ACTIVITY - In the entries below, spot each line with the word "text" and copy it.

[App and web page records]
Segment Open

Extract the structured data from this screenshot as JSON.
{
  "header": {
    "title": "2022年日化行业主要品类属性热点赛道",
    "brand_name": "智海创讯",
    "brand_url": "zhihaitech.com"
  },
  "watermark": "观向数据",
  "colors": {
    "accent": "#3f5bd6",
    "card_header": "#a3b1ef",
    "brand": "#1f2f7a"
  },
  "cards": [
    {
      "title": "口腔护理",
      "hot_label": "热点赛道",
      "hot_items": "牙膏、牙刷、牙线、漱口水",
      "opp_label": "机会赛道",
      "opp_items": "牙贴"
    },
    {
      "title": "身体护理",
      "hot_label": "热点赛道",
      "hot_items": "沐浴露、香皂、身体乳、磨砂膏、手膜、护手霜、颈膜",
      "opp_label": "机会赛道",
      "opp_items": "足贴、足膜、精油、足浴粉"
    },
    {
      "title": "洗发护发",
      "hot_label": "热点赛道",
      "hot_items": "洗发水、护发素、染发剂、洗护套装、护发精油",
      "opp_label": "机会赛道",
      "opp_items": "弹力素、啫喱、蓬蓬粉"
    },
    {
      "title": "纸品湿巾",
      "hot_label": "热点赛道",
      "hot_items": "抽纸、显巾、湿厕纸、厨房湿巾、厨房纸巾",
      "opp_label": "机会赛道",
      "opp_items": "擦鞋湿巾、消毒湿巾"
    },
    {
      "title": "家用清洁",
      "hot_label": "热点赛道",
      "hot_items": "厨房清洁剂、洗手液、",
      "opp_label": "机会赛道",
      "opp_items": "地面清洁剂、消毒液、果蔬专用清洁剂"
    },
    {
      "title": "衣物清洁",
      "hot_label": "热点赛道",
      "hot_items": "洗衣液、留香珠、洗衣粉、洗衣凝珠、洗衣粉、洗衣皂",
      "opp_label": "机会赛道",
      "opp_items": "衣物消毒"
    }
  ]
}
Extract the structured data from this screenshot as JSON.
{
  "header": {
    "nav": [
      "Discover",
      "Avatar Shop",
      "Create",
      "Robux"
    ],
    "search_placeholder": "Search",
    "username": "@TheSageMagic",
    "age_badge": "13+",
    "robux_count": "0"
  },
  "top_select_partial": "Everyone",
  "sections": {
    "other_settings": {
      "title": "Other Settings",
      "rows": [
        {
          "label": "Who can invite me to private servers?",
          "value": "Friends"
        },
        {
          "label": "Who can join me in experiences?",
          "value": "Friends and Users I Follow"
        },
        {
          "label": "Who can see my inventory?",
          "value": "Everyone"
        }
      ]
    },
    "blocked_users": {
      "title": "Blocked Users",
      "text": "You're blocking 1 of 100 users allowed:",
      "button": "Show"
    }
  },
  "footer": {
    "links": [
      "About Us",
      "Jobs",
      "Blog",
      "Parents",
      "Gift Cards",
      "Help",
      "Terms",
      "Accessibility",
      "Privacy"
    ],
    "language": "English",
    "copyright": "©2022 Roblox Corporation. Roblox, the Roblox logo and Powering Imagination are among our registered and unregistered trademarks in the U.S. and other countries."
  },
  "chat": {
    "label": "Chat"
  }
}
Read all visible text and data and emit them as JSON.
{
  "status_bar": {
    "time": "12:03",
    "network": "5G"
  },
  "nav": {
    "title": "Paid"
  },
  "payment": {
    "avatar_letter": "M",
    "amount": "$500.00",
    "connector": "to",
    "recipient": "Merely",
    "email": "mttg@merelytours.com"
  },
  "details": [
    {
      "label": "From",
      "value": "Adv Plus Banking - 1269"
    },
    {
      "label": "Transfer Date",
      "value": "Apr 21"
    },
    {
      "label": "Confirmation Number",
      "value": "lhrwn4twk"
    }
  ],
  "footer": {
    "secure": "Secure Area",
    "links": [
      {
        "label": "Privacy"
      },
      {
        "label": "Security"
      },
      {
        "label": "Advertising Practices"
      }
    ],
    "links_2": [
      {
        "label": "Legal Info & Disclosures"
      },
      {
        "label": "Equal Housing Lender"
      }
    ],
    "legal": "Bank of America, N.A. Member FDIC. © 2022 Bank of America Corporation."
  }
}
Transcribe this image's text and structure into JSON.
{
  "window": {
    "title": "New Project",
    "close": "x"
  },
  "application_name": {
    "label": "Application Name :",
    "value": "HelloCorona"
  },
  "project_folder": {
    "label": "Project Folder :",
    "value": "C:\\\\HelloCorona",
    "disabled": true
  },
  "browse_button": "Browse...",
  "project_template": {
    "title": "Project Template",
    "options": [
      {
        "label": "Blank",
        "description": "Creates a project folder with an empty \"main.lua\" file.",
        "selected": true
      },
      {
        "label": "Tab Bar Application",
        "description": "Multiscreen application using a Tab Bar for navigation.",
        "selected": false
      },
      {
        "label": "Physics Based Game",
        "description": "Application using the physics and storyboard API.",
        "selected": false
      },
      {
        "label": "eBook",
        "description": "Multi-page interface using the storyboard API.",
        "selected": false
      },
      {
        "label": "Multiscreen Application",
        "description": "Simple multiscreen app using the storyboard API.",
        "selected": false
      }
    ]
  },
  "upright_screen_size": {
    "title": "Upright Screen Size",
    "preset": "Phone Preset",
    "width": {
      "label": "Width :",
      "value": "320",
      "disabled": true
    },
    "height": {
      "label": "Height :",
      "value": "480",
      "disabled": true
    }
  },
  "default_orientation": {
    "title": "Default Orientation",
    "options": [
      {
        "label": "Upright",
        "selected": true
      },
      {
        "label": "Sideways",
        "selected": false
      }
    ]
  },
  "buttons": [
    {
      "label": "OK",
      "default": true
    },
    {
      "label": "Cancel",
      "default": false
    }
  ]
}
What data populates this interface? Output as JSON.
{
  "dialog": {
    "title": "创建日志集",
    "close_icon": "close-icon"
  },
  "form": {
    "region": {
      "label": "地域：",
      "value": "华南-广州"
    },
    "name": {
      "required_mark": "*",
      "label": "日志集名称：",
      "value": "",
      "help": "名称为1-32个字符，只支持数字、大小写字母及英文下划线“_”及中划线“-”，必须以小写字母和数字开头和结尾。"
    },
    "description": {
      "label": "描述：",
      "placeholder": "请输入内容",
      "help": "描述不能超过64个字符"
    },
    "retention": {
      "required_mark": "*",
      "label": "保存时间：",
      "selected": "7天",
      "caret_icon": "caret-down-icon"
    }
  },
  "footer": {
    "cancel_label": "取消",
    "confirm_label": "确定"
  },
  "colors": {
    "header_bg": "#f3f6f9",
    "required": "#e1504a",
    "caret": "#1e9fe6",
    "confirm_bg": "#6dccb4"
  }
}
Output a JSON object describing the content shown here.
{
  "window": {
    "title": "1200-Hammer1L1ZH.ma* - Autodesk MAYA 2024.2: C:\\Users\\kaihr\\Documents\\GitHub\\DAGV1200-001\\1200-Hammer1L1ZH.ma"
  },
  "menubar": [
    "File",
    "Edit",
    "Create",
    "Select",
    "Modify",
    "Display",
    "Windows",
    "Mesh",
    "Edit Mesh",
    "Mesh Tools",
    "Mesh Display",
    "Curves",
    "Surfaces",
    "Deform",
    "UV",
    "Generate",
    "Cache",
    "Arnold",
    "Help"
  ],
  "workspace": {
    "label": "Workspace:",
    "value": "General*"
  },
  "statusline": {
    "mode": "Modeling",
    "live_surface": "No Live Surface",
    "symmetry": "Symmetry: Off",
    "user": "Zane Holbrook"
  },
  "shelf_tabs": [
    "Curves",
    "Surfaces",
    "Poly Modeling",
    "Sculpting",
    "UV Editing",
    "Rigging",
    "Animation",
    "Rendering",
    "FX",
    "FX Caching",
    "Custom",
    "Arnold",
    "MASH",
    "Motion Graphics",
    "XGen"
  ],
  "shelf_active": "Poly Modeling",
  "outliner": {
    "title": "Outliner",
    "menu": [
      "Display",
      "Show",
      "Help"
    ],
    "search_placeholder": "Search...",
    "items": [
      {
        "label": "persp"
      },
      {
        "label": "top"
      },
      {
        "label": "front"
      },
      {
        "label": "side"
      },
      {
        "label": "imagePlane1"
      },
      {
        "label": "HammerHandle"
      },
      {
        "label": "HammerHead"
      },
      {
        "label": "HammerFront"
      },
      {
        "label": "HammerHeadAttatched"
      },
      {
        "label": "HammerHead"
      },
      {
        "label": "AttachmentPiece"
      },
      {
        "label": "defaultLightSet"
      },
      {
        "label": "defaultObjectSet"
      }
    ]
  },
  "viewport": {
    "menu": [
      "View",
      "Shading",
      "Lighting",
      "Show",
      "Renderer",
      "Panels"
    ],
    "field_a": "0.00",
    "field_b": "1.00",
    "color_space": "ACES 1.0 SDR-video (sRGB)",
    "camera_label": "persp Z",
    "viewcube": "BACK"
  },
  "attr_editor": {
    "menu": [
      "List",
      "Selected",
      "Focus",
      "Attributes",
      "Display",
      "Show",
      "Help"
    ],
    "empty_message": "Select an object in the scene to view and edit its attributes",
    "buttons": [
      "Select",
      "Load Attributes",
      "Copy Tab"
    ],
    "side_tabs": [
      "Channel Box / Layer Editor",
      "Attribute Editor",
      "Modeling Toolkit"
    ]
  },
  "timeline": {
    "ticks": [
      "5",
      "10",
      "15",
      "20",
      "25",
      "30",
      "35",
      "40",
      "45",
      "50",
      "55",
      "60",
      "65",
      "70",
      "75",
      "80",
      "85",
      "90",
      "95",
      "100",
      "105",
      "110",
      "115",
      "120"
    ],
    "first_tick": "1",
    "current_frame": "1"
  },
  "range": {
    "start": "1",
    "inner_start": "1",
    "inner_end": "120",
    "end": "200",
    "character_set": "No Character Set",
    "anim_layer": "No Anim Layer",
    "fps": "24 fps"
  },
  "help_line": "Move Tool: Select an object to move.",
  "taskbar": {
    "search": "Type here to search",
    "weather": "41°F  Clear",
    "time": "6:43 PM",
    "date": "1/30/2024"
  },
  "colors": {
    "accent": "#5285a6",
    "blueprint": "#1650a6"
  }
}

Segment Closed

OUTPUT OF THE EXERCISE -
      "text": "You're blocking 1 of 100 users allowed:",
Read all visible text and data and emit them as JSON.
Transcribe this image's text and structure into JSON.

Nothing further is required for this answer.